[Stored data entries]
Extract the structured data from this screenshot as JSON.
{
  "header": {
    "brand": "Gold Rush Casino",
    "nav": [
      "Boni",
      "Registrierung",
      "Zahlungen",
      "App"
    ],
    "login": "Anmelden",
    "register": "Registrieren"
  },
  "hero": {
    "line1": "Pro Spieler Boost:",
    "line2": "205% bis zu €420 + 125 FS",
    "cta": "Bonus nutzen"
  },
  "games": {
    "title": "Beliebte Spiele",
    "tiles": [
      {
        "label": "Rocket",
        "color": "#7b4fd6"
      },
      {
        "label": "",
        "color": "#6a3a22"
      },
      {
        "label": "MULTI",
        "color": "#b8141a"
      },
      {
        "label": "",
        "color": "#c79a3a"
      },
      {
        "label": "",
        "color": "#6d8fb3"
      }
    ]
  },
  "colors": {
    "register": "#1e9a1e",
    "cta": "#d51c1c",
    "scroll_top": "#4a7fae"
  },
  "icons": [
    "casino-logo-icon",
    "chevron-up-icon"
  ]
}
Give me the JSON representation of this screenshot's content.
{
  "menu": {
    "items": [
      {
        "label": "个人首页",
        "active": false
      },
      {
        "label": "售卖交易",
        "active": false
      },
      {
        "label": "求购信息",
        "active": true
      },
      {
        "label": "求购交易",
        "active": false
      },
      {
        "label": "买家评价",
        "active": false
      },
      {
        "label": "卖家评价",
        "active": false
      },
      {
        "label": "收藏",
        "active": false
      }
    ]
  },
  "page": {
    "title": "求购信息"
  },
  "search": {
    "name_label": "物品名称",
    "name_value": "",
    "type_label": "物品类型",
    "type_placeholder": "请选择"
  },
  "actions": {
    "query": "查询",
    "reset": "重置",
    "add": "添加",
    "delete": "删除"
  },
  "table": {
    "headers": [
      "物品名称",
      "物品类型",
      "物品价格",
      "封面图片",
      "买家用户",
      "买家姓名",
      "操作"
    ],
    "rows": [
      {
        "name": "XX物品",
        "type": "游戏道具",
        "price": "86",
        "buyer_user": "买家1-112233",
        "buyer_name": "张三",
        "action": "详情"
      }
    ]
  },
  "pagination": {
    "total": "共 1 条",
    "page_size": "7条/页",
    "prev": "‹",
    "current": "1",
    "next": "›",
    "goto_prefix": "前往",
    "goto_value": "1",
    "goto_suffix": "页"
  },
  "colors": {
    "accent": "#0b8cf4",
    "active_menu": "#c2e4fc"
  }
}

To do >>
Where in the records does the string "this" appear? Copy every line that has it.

Response >>
Extract the structured data from this screenshot as JSON.
Give me the JSON representation of this screenshot's content.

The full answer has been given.